§ **REQUIRED ACTION**:
Copy out every line in the entries below that includes "phone".

§ **DATA**:
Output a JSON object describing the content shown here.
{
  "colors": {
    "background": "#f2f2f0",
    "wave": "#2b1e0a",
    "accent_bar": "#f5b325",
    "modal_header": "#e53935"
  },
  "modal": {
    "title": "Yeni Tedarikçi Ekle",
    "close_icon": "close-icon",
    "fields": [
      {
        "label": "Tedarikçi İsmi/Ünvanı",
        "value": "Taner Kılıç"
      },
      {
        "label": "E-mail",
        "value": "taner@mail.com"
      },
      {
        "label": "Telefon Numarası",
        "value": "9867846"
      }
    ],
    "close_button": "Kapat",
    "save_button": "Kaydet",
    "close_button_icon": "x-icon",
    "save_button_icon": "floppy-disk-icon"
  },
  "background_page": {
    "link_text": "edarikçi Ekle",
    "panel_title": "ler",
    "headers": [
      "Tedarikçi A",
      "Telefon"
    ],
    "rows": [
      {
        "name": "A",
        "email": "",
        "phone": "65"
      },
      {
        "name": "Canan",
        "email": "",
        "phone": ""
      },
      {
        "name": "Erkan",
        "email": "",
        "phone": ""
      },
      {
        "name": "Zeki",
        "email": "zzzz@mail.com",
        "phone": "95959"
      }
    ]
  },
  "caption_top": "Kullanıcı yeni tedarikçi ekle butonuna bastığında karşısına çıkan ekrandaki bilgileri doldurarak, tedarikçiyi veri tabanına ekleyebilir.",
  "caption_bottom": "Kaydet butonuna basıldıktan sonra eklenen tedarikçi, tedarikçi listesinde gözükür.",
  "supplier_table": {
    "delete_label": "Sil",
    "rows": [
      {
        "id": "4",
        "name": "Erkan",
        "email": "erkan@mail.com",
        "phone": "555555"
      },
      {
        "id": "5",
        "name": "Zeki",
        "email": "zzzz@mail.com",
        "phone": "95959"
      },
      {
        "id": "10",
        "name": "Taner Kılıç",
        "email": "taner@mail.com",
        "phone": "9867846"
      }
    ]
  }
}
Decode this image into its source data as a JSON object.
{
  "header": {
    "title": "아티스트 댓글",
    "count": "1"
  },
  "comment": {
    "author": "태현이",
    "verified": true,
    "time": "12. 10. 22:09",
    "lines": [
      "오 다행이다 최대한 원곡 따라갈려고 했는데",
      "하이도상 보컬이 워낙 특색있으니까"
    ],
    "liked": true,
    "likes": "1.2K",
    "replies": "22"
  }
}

§ **FINISHED TASK**:
        "phone": "65"
        "phone": ""
        "phone": ""
        "phone": "95959"
        "phone": "555555"
        "phone": "95959"
        "phone": "9867846"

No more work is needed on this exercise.